There was a man working at the hotel I met after attending a counseling session. He had bright white teeth and a trimmed mustache. He lightly touched my wrists from behind the hotel bar, admiring the bracelets I’d bought. And he watched my eyes, just half a moment too long, each time we ran into each other in the hallways.
I lied to Peace Corps Medical office staff and told them I was having trouble coping with this new culture. The counselor I saw was born in Ethiopia but was adopted as a child, moving to the United States. She’d come back to the capital to open a practice. I told her everything, how it felt to be queer in this country. I told her about lying to my friends, and then I described the touches. I was confused about the physical affection Ethiopian men show each other. She heard what I was describing and said, “I know Ethiopian men are more affectionate than American men, but what you’re describing isn’t… typical.”
There had been other light touches like those on my wrists in the hotel bar. A neighbor’s hands brushing against my stomach in passing, a friend’s extra long caresses on my shoulders and neck. A man spilled beer down my leg at a community celebration once and brushed it off, letting his fingers linger on my calf. And I recognized some of you the way I recognize my American brothers on the street: something loose in the gait, that half-moment pause in the eyes as if asking, “Are you one of us?”
Friends, I still think of you often. I still see you on Facebook sometimes, friends of Volunteers who still live in Ethiopia. I envy those straight friends and what they can know. Why is it that my straight friends have always been able to know my people? What must it be like not to risk that?

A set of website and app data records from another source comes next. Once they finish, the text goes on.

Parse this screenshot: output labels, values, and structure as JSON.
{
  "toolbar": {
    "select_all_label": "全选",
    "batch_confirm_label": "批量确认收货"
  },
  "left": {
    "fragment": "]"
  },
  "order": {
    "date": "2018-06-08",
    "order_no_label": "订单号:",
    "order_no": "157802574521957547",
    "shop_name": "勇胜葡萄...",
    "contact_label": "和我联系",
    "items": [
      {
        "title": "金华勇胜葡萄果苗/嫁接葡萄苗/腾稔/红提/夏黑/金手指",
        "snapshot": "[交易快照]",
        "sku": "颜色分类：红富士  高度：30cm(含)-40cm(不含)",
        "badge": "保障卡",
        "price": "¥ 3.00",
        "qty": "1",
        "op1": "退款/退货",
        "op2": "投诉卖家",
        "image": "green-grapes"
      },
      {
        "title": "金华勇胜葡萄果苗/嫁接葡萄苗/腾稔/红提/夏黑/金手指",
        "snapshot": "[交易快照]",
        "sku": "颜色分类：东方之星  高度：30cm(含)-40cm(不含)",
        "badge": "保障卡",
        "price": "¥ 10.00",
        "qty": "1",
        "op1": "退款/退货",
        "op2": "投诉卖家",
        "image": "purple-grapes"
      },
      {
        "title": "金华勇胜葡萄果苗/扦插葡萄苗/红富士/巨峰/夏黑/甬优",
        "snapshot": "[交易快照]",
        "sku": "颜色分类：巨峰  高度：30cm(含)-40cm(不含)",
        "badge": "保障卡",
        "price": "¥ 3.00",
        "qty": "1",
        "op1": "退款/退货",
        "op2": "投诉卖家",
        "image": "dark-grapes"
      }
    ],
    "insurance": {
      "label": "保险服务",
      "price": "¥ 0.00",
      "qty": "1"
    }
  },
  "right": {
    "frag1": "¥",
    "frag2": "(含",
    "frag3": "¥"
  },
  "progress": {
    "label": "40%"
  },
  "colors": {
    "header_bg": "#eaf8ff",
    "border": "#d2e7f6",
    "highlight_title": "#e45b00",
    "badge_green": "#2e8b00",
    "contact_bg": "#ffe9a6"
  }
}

But, one story: My neighbor up north was about twenty-two years old. She was from the capital and spoke fluent American English with little accent. We spent many evenings with my site mates, mixing our cheap wine with Coke and Mirinda to lessen the bitterness. We were sure she knew about me; no one could watch as much American TV as she did and not know. One Sunday, she told me she’d made too much for lunch and invited me over. She handed me a plate of scrambled eggs and fried potatoes. I looked at the food and asked, “How long have you known I’m gay?”
“You’re gay?” she asked, incredulous.
“Oh, honey,” I said.
“But what about your girlfriend?!”
“Oh, HONEY,” I repeated.
I came clean. I told her about the alibi girlfriend, the counseling session, the touches. Other than the counselor, this was the first time I had ever been completely honest with an Ethiopian. I was worried; I’d done what we were told never to do.
She thought for a moment and said, “You know, I’m kind of proud of myself. I always thought I’d be okay with people being gay, and now I know I am! Gay people are kind of like celebrities. You know they exist, but you never think you’ll meet one. Now, let’s go get a bottle of wine and talk all afternoon!”
Dear friends, I ache for the time we couldn’t spend together. I wanted, so much, to know you, extending our solidarity and love to each other; our world has been treacherous and dark. But there are allies. They show themselves over time. I hope it’s true what the counselor told me:
“Right now in Ethiopia, it’s like the 1960s in America. The sexual revolution in America was so violent in the 1960s, but in time it calmed down.”
Peace Corps-Ethiopia was finally required by Headquarters in Washington, DC to administer Safe Zoning training to its staff. I had already returned to the United States by that point, but a Gay Volunteer, friend of mine, who was still there said the staff wished afterward that they didn’t know there were Queer Volunteers in Ethiopia. I still struggle to help my American friends understand my Peace Corps story. It was often heartbreaking and difficult; it was not what I expected. Some in the Peace Corps family are changing minds and hearts, and others are still waiting for the calm in the storm.
If you would like to contact the author, please email firstname.lastname@example.org